Your objective:
Could you filter the records below down to the lines that include the word "ˈhæpiː"?

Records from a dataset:
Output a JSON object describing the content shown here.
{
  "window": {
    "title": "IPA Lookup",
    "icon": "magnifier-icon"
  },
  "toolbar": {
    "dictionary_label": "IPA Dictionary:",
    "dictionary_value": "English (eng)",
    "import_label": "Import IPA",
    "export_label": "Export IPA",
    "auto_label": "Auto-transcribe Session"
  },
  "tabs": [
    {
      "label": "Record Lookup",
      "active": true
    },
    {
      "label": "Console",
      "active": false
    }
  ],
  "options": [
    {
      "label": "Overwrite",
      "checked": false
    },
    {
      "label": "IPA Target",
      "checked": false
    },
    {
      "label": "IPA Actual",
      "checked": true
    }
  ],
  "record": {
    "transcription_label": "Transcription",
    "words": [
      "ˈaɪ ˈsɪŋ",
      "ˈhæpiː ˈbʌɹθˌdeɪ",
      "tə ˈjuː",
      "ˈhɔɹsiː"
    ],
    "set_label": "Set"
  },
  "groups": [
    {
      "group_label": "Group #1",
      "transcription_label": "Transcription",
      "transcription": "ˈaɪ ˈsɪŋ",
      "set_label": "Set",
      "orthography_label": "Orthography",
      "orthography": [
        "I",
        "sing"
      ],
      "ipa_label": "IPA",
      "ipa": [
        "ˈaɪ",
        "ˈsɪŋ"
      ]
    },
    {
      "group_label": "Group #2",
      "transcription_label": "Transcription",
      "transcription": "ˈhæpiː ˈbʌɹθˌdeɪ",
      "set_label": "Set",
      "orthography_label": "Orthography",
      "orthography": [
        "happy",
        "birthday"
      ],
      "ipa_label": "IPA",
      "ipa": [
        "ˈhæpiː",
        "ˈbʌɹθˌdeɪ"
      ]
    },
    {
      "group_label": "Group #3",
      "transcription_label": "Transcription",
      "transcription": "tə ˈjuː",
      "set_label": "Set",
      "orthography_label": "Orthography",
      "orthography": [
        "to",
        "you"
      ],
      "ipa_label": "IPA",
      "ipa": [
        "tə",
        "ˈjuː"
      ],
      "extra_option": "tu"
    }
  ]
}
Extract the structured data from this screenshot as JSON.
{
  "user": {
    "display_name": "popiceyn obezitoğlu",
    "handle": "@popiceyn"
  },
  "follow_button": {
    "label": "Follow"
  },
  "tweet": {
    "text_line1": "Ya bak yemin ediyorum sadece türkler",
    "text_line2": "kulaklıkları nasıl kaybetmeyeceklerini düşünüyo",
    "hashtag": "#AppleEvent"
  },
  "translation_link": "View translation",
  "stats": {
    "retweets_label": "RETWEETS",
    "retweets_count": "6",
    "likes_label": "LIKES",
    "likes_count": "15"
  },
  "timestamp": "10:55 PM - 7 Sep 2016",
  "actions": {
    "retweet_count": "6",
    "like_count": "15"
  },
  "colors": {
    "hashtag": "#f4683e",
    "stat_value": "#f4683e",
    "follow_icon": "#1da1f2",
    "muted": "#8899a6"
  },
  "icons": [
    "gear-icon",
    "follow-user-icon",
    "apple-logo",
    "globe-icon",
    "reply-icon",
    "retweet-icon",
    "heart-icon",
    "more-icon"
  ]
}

Finished task:
      "ˈhæpiː ˈbʌɹθˌdeɪ",
      "transcription": "ˈhæpiː ˈbʌɹθˌdeɪ",
        "ˈhæpiː",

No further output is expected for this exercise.